**What you should do:**
The required result is one figure, the count of lines below with the string "active" in them.

---

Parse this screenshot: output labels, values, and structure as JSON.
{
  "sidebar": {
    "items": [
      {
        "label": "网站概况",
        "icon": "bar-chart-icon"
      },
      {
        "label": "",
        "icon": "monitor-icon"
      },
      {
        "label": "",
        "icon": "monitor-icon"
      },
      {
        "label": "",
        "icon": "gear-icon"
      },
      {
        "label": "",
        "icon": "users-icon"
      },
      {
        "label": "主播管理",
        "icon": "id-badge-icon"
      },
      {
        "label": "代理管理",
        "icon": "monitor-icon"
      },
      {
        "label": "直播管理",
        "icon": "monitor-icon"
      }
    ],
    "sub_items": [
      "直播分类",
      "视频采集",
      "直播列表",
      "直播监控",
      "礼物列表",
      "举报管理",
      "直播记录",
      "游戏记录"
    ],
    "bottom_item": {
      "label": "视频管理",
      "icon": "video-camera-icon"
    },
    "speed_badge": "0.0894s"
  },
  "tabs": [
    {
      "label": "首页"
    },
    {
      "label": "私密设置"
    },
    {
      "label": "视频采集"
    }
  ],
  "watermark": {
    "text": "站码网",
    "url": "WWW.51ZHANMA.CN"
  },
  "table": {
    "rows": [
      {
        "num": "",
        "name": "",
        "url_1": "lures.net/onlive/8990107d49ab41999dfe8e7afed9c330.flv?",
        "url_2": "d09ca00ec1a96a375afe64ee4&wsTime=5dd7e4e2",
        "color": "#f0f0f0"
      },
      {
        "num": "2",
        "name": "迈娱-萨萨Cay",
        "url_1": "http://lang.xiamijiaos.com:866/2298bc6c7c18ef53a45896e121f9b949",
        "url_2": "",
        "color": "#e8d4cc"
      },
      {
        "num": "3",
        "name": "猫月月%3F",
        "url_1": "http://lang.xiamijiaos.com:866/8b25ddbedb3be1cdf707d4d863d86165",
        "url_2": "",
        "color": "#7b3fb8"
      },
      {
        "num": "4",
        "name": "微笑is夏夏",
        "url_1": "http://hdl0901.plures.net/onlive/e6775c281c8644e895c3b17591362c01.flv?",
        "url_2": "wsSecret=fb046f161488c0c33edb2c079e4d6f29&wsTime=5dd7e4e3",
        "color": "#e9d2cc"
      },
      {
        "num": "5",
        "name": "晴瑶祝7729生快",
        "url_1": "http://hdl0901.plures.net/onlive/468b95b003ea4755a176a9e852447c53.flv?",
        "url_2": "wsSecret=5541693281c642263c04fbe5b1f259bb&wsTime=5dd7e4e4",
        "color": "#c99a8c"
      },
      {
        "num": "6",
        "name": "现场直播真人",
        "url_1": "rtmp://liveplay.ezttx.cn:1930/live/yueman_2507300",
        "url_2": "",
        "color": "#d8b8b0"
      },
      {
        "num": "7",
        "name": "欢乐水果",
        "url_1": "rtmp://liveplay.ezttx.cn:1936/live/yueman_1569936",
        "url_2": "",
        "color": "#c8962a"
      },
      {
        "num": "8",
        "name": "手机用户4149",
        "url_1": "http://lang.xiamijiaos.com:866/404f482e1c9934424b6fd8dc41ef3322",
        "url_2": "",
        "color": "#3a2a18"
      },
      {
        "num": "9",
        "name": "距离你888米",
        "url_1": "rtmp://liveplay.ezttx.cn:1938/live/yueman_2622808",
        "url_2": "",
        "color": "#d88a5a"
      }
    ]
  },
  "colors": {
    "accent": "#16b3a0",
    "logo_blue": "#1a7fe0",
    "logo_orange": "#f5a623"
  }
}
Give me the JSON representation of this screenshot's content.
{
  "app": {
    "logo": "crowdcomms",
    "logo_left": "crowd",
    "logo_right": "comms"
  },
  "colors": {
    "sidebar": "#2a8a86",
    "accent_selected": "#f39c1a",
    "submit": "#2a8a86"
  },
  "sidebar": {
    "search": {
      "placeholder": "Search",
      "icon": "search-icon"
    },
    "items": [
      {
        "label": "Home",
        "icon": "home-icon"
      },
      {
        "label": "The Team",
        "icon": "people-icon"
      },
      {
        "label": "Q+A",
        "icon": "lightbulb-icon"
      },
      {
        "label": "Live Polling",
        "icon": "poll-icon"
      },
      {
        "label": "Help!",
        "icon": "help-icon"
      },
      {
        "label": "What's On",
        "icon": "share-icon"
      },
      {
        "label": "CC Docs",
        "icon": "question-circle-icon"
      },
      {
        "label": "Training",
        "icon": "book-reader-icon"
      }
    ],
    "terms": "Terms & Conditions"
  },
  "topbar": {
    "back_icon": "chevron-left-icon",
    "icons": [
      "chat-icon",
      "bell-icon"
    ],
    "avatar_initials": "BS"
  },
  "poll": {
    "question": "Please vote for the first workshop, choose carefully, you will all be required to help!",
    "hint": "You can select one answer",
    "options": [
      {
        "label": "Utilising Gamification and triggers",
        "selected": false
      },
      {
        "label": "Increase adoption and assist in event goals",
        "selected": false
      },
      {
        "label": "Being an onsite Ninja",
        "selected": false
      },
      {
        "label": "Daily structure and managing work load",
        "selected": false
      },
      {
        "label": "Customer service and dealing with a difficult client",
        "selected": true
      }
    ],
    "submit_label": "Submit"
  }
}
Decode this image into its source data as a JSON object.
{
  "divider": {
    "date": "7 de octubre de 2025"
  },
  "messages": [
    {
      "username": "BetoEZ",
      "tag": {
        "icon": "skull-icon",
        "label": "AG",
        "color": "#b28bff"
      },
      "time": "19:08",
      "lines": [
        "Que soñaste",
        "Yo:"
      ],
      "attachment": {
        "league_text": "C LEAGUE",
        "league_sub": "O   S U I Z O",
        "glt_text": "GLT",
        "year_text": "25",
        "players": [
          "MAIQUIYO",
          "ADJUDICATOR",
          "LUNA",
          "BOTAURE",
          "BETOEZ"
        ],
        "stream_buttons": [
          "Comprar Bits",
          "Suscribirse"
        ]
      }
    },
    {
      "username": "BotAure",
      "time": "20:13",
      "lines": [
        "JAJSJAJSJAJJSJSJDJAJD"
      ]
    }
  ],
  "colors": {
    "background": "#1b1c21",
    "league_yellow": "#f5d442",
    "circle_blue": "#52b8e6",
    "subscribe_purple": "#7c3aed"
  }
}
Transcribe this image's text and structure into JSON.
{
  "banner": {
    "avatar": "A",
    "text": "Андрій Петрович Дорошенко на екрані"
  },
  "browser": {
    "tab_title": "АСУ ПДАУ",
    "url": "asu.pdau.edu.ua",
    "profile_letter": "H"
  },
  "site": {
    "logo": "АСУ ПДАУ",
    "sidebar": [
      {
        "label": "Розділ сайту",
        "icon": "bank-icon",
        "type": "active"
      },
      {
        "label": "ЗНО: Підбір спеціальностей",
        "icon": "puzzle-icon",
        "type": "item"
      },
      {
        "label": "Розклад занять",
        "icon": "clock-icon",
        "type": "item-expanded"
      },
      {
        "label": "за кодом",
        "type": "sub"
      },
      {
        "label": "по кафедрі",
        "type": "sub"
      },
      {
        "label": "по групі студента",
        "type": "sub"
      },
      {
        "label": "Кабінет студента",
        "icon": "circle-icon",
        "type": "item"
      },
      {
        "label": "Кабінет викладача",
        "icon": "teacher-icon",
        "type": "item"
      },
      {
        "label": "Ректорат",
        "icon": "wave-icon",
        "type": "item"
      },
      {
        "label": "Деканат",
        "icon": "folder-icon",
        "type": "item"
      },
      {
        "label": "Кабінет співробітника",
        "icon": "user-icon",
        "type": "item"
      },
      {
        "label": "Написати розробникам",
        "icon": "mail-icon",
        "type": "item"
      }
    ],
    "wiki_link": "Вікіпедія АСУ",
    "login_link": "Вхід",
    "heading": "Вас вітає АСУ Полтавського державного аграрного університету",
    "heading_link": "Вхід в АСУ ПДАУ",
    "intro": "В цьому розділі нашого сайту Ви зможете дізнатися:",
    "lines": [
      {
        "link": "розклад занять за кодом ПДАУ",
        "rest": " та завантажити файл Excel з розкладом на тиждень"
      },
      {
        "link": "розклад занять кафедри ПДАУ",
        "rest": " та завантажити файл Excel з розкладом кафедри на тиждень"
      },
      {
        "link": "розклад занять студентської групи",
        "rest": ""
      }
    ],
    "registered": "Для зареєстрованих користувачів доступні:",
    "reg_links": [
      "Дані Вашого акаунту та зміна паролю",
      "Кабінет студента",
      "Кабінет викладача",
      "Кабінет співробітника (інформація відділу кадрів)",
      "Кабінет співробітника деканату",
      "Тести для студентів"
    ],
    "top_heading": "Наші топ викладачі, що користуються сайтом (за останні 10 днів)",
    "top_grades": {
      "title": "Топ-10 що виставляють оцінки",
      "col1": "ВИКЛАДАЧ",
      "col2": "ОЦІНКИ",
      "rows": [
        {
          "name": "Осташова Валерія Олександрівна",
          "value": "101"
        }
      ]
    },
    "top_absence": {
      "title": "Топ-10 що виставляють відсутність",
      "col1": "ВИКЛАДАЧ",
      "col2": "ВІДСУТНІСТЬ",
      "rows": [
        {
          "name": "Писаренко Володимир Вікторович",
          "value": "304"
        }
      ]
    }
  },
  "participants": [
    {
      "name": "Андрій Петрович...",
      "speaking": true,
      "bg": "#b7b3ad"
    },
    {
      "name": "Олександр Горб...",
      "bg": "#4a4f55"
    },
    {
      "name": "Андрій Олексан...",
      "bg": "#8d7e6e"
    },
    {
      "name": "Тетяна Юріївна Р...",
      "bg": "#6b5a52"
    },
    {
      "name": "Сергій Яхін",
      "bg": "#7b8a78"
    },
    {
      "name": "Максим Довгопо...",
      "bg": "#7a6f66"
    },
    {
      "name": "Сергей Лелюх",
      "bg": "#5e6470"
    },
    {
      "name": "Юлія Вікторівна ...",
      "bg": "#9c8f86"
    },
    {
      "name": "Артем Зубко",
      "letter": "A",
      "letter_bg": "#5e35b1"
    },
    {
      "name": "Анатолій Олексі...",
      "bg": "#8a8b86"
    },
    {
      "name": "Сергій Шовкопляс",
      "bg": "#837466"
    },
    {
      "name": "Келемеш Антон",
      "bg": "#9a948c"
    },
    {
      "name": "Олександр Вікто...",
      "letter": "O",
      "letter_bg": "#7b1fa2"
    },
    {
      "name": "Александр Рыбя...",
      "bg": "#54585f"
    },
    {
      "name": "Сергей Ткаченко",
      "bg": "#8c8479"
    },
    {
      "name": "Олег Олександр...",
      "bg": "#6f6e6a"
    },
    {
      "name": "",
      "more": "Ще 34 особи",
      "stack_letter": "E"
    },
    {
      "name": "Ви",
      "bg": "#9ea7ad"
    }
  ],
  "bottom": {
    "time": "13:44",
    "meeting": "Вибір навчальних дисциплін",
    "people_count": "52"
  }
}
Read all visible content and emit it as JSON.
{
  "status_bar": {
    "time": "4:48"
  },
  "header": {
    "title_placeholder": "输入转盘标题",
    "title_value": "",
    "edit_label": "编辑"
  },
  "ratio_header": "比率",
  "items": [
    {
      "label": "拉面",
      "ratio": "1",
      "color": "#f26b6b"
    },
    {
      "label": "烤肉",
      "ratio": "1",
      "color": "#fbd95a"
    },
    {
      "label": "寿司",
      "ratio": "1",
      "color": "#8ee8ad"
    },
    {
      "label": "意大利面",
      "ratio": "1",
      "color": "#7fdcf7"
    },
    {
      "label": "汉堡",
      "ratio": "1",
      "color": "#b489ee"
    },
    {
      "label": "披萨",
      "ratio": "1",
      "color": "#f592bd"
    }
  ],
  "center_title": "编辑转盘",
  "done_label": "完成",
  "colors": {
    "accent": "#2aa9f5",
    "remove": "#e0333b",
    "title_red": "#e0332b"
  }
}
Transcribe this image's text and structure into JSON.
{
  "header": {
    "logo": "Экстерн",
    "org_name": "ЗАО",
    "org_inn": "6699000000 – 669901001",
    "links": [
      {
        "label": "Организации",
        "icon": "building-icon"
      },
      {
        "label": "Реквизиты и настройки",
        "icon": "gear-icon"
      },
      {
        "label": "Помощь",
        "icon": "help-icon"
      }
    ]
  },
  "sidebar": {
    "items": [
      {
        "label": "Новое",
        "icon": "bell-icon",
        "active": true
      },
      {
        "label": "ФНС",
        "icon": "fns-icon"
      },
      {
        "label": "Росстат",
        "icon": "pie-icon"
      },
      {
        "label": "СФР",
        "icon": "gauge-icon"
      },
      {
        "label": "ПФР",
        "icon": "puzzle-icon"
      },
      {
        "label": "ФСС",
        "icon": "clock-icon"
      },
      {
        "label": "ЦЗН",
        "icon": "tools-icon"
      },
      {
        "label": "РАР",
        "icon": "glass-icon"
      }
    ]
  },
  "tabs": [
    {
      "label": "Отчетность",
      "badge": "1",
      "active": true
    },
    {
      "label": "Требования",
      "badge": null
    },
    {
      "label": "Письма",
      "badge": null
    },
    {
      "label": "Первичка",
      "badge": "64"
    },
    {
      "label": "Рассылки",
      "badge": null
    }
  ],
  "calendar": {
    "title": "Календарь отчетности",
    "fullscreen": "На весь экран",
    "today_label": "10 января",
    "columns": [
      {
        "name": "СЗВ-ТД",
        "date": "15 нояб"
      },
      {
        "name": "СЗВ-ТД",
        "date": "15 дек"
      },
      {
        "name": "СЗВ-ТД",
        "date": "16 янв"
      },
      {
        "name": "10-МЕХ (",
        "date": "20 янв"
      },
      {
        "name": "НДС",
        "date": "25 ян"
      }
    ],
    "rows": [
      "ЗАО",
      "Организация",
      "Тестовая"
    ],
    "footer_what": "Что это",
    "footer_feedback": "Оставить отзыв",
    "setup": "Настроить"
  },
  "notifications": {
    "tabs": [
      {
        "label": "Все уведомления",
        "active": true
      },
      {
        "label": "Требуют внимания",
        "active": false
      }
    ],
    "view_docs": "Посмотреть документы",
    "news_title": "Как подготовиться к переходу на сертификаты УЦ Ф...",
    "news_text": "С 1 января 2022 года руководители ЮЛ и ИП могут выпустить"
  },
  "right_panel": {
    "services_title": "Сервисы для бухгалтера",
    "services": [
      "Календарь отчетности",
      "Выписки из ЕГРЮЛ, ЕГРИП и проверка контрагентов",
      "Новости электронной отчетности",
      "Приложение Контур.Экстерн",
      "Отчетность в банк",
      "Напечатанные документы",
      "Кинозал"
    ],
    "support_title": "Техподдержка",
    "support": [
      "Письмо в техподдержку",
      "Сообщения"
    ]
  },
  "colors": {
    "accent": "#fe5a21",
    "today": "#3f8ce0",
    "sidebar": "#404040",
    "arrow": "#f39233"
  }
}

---

**Answer:**
5